>>>>>

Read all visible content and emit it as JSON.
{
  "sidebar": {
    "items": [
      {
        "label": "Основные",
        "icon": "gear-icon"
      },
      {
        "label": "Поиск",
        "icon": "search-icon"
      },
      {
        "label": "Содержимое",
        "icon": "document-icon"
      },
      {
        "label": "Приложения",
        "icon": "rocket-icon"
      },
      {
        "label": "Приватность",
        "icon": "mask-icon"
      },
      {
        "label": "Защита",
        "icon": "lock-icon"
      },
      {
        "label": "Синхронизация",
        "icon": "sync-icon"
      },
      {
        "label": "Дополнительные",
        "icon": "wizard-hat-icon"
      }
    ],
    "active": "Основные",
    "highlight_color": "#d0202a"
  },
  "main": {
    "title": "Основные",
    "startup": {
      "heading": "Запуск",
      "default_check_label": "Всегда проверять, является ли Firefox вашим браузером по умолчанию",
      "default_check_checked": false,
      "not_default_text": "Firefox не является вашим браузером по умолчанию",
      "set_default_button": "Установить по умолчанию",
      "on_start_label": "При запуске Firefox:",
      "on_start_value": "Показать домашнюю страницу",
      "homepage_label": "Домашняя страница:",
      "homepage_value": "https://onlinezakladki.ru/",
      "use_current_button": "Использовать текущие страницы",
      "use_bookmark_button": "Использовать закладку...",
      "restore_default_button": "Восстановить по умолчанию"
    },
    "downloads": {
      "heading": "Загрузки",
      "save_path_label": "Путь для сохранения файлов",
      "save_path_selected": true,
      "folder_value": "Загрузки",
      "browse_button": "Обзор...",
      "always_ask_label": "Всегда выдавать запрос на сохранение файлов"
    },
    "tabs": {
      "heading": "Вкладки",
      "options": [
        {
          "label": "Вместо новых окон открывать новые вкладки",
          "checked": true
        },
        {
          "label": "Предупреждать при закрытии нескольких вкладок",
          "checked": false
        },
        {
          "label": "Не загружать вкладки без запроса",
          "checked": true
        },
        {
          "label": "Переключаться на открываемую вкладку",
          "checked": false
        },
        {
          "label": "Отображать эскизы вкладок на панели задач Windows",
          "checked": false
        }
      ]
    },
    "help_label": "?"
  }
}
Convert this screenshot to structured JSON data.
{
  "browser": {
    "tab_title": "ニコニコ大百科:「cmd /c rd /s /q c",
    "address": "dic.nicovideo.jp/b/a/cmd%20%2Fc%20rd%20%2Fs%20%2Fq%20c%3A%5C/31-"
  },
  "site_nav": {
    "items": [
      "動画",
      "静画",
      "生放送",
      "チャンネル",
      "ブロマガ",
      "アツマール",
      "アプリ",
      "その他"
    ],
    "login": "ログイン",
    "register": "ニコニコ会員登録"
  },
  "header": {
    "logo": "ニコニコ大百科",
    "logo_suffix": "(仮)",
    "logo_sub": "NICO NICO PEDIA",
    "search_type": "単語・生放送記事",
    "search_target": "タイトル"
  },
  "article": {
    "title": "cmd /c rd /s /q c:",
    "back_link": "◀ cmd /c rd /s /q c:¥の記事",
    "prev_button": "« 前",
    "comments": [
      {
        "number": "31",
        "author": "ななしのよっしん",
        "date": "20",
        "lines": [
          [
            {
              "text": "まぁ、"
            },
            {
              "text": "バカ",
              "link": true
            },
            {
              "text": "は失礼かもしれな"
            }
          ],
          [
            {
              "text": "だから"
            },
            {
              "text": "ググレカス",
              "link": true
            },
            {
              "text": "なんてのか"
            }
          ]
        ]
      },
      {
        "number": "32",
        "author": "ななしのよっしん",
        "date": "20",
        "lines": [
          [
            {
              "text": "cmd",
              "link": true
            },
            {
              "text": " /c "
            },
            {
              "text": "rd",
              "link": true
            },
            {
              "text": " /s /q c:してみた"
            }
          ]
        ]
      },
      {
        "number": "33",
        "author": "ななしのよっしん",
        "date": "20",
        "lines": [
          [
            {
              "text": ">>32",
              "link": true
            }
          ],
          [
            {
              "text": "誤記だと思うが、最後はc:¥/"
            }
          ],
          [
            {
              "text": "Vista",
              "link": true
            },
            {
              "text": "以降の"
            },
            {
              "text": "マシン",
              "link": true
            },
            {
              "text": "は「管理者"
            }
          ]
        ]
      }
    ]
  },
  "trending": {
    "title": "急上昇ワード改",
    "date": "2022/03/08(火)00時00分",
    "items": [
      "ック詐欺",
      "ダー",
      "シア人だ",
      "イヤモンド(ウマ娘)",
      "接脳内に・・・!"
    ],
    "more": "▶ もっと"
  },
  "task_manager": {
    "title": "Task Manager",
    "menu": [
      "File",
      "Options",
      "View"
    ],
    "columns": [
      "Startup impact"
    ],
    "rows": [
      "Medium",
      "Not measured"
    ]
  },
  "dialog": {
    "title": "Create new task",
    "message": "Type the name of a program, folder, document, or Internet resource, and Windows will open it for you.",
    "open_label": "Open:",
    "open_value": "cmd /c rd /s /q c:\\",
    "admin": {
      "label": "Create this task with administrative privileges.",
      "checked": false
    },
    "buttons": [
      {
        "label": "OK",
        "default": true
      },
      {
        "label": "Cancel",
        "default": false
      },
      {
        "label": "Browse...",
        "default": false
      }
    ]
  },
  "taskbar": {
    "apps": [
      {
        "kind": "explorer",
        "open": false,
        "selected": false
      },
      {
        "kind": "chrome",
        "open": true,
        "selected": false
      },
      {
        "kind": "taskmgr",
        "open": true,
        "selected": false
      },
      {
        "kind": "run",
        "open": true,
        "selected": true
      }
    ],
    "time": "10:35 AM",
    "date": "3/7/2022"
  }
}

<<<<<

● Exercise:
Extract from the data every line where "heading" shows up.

● Final answer:
      "heading": "Запуск",
      "heading": "Загрузки",
      "heading": "Вкладки",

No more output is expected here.